Now, about this person who was "especially agitated despite being a mature, restrained and conservative man," and told Shavit he felt like "a member of some cult with a terrible secret: Tzipi Livni is not fit to be prime minister" - what I want to know is why he and the others kept their mouths shut until a week before the elections. What are they afraid of? That little Tzipi the weakling will have them executed?

The outcome of these elections must be the establishment of a different kind of government. The last three years will be remembered as a grim era in Israeli political history. Since the Netanyahu administration, no prime minister has gone through office without a police investigation. A former finance minister is on trial. A senior minister was found guilty of an indecent act and did not appeal.

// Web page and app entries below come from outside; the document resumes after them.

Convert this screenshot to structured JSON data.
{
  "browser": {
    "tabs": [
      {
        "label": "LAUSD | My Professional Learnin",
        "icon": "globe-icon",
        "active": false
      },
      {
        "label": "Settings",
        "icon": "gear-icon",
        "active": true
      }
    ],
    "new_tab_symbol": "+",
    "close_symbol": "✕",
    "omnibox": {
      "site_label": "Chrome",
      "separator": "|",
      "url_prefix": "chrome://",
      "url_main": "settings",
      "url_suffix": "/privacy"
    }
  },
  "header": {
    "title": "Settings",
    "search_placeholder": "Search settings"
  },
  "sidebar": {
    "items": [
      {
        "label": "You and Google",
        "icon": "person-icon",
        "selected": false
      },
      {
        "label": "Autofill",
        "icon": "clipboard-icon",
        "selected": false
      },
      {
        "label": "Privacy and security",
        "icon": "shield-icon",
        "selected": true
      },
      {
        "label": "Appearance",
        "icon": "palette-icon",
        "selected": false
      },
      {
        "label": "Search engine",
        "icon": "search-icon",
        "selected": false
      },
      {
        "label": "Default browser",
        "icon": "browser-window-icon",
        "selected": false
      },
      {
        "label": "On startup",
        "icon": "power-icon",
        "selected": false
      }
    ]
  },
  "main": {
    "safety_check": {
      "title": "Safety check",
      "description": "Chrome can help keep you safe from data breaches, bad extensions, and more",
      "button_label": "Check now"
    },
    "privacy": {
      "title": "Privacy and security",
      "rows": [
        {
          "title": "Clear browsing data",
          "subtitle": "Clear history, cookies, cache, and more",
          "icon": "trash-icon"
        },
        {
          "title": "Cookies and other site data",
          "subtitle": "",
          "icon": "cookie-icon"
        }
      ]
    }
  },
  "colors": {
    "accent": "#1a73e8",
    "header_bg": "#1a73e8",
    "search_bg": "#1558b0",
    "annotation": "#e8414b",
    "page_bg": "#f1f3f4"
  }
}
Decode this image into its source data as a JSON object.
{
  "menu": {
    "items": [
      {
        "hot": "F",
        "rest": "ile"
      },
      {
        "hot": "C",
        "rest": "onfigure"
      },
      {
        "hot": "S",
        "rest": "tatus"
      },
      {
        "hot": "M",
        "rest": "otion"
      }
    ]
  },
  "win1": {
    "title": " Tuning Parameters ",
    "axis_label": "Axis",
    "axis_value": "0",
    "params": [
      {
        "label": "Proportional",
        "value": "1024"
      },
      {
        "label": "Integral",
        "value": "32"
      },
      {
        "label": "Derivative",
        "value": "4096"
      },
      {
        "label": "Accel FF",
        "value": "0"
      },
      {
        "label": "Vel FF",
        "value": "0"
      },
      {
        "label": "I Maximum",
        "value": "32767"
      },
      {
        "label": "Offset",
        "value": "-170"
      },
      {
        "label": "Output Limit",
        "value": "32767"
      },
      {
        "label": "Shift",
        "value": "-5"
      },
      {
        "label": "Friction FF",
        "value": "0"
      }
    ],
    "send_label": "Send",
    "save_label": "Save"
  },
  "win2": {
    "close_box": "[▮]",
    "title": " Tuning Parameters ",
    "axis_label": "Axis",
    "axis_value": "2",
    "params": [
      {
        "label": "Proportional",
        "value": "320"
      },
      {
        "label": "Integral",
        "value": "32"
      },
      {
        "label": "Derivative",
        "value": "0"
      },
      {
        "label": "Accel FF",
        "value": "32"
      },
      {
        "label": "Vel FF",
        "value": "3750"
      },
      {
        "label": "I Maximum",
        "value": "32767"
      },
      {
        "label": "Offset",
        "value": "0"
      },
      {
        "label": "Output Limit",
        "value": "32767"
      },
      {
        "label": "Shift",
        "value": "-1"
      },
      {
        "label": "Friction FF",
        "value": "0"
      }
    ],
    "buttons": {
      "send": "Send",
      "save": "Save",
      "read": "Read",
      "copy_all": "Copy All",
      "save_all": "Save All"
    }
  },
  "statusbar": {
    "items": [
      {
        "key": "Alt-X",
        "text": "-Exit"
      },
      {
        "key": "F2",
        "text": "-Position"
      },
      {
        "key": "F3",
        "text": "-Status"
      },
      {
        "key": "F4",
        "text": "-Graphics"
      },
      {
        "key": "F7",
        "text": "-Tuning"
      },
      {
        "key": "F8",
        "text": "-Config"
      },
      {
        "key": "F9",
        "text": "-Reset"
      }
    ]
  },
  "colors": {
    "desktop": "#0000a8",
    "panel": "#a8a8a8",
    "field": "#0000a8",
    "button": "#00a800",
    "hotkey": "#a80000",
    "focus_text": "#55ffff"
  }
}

And we haven't even gotten yet to the bungled Second Lebanon War, or to Operation Cast Lead, for which Israeli ministers and generals may face indictment for crimes against humanity, and which may have put an end to terror, but then again, maybe did not.

Kadima, when Ariel Sharon established it, was an innovative party with a fresh new outlook and hope for the future, based on the idea of two states for two peoples. A few days before the 2001 elections, a well-known columnist wrote why Israel must not let Sharon become prime minister. His arguments were convincing. Next thing we knew, he was Sharon's great defender, hailing him as the best thing that ever happened to us.

Tzipi Livni is not Sharon, but she wrote the party platform at his ranch, and was his loyal helpmate all along. When she won the Kadima party nomination for prime minister, the public greeted her victory with approval and optimism.

To her credit, let it be said that long before Lieberman popped up with his demands to take away the citizenship of a million and a half Israeli Arabs, and Netanyahu tried to rebrand the Likud as a centrist party, Livni supported the establishment of a unity government with Likud and Labor on the grounds that "the left isn't so left anymore and the right isn't so right."

A 20-percent abstention equals dozens of seats, which could neutralize Liebermanism. Tzipi and Netanyahu would do well to join forces in a new government that will tackle both the problems of peace and the demon that is turning the country into a bastion of apartheid.

Lieberman, like Kahane, must remain outside.